◆ **EXERCISE DETAILS**
Copy the data below in full, exactly as it appears.

============================================================

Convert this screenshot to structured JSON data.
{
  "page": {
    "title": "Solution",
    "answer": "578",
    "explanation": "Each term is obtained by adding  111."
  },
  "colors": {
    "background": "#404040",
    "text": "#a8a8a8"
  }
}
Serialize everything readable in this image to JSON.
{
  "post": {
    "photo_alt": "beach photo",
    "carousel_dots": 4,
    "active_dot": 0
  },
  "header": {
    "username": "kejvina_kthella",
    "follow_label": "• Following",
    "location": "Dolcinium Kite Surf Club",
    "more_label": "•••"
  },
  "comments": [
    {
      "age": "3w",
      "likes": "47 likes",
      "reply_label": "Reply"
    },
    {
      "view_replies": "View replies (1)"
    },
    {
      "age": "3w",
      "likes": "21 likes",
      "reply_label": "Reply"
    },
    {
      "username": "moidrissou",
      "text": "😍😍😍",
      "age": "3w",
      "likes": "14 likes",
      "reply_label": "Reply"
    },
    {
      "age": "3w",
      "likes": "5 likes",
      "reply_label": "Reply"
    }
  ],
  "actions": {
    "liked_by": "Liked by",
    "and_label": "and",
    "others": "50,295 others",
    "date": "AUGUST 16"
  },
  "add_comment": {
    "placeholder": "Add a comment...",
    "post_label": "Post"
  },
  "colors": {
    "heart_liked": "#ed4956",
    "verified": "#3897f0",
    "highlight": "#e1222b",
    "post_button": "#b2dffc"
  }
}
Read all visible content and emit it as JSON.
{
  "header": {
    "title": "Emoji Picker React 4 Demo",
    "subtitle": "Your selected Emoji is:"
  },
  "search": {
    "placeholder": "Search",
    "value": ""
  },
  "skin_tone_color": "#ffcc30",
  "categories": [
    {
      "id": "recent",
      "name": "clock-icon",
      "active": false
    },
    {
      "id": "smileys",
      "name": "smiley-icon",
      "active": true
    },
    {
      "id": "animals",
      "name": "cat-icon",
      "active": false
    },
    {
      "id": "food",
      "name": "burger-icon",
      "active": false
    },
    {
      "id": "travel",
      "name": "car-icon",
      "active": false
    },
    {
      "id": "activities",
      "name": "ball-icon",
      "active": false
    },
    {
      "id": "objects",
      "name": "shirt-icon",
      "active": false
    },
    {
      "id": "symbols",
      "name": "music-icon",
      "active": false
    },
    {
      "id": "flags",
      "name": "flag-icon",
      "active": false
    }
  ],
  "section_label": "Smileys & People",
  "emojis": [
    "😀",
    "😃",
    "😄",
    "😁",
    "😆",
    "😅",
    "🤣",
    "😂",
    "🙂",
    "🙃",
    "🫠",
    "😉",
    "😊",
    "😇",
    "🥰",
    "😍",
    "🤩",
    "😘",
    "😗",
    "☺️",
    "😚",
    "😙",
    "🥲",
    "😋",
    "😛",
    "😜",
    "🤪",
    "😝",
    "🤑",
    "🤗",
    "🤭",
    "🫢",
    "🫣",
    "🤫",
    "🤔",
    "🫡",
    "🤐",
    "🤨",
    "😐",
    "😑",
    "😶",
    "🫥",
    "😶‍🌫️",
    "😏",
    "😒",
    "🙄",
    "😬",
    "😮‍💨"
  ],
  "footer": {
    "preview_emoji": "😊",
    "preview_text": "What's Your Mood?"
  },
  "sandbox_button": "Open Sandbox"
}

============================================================

◆ **TASK ANSWER**
Convert this screenshot to structured JSON data.
{
  "page": {
    "title": "Solution",
    "answer": "578",
    "explanation": "Each term is obtained by adding  111."
  },
  "colors": {
    "background": "#404040",
    "text": "#a8a8a8"
  }
}
Serialize everything readable in this image to JSON.
{
  "post": {
    "photo_alt": "beach photo",
    "carousel_dots": 4,
    "active_dot": 0
  },
  "header": {
    "username": "kejvina_kthella",
    "follow_label": "• Following",
    "location": "Dolcinium Kite Surf Club",
    "more_label": "•••"
  },
  "comments": [
    {
      "age": "3w",
      "likes": "47 likes",
      "reply_label": "Reply"
    },
    {
      "view_replies": "View replies (1)"
    },
    {
      "age": "3w",
      "likes": "21 likes",
      "reply_label": "Reply"
    },
    {
      "username": "moidrissou",
      "text": "😍😍😍",
      "age": "3w",
      "likes": "14 likes",
      "reply_label": "Reply"
    },
    {
      "age": "3w",
      "likes": "5 likes",
      "reply_label": "Reply"
    }
  ],
  "actions": {
    "liked_by": "Liked by",
    "and_label": "and",
    "others": "50,295 others",
    "date": "AUGUST 16"
  },
  "add_comment": {
    "placeholder": "Add a comment...",
    "post_label": "Post"
  },
  "colors": {
    "heart_liked": "#ed4956",
    "verified": "#3897f0",
    "highlight": "#e1222b",
    "post_button": "#b2dffc"
  }
}
Read all visible content and emit it as JSON.
{
  "header": {
    "title": "Emoji Picker React 4 Demo",
    "subtitle": "Your selected Emoji is:"
  },
  "search": {
    "placeholder": "Search",
    "value": ""
  },
  "skin_tone_color": "#ffcc30",
  "categories": [
    {
      "id": "recent",
      "name": "clock-icon",
      "active": false
    },
    {
      "id": "smileys",
      "name": "smiley-icon",
      "active": true
    },
    {
      "id": "animals",
      "name": "cat-icon",
      "active": false
    },
    {
      "id": "food",
      "name": "burger-icon",
      "active": false
    },
    {
      "id": "travel",
      "name": "car-icon",
      "active": false
    },
    {
      "id": "activities",
      "name": "ball-icon",
      "active": false
    },
    {
      "id": "objects",
      "name": "shirt-icon",
      "active": false
    },
    {
      "id": "symbols",
      "name": "music-icon",
      "active": false
    },
    {
      "id": "flags",
      "name": "flag-icon",
      "active": false
    }
  ],
  "section_label": "Smileys & People",
  "emojis": [
    "😀",
    "😃",
    "😄",
    "😁",
    "😆",
    "😅",
    "🤣",
    "😂",
    "🙂",
    "🙃",
    "🫠",
    "😉",
    "😊",
    "😇",
    "🥰",
    "😍",
    "🤩",
    "😘",
    "😗",
    "☺️",
    "😚",
    "😙",
    "🥲",
    "😋",
    "😛",
    "😜",
    "🤪",
    "😝",
    "🤑",
    "🤗",
    "🤭",
    "🫢",
    "🫣",
    "🤫",
    "🤔",
    "🫡",
    "🤐",
    "🤨",
    "😐",
    "😑",
    "😶",
    "🫥",
    "😶‍🌫️",
    "😏",
    "😒",
    "🙄",
    "😬",
    "😮‍💨"
  ],
  "footer": {
    "preview_emoji": "😊",
    "preview_text": "What's Your Mood?"
  },
  "sandbox_button": "Open Sandbox"
}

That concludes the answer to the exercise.